--- Exercise data ---

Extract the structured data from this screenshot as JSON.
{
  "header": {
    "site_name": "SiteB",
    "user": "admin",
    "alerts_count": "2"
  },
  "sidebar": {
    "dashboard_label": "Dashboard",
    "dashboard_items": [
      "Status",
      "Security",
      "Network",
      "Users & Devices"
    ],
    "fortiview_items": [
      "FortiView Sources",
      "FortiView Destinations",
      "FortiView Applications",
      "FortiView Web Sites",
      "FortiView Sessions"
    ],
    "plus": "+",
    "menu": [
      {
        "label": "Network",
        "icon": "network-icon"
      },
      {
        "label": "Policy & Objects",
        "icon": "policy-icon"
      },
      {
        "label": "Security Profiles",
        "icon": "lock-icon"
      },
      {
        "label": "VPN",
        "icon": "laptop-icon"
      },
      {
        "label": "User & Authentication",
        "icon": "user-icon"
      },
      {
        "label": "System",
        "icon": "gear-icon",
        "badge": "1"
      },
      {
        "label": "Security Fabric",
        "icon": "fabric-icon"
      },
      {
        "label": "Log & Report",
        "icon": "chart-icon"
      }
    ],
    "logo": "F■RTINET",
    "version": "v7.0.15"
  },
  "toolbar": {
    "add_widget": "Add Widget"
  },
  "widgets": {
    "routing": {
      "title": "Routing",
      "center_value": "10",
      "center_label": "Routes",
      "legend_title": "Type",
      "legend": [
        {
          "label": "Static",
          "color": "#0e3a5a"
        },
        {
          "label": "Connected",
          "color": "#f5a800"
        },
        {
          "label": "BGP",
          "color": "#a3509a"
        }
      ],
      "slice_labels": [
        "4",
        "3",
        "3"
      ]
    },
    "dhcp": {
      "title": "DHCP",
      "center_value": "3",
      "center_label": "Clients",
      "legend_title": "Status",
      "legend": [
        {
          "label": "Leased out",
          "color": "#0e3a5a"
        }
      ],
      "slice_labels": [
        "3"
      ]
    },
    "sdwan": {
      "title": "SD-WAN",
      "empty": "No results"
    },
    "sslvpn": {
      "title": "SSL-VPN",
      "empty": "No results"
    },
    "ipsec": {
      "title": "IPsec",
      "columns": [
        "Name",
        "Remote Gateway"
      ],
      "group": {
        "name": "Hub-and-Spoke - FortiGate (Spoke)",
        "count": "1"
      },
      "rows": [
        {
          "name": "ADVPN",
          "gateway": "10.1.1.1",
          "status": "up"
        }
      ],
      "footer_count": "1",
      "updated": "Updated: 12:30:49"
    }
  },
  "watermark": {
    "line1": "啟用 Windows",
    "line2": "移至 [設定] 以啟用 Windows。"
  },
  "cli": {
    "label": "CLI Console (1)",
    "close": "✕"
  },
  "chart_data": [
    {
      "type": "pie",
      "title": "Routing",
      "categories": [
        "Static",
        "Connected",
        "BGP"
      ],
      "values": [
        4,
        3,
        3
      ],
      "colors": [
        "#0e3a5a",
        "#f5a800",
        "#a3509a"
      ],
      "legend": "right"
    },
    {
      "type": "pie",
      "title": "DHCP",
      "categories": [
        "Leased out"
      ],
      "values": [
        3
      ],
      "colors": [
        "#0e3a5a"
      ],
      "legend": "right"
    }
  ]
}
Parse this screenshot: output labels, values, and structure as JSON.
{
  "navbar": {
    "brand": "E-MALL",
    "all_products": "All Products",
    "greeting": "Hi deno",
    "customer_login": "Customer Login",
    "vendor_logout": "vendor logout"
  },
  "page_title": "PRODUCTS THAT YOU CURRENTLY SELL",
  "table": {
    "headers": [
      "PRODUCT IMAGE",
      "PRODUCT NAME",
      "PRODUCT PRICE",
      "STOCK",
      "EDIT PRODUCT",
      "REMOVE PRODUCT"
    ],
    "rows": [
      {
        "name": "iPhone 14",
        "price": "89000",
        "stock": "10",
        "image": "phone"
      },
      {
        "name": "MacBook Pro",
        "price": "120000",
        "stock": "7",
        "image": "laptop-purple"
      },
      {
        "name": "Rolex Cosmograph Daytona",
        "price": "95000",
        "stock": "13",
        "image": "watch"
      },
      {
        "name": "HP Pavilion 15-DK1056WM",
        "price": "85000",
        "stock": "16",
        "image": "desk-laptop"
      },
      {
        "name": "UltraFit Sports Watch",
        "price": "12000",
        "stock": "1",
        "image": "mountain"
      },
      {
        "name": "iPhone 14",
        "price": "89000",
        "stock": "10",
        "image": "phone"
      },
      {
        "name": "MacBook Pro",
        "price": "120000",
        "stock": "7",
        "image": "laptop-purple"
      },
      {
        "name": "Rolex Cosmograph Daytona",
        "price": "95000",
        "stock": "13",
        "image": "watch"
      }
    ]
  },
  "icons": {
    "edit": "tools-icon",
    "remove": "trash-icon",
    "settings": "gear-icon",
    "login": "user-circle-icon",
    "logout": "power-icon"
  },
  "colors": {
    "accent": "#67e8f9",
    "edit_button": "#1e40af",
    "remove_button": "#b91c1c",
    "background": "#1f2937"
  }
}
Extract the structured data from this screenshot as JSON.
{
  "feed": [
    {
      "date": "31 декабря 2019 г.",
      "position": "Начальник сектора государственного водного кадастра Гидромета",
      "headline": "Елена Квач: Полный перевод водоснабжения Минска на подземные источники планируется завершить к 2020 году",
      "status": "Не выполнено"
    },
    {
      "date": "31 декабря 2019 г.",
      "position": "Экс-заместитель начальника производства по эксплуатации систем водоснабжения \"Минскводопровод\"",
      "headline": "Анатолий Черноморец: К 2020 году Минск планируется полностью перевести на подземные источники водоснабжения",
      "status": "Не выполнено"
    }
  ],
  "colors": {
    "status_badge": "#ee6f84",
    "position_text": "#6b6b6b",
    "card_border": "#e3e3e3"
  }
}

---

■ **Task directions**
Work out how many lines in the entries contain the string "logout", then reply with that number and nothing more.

■ **Answer box**
2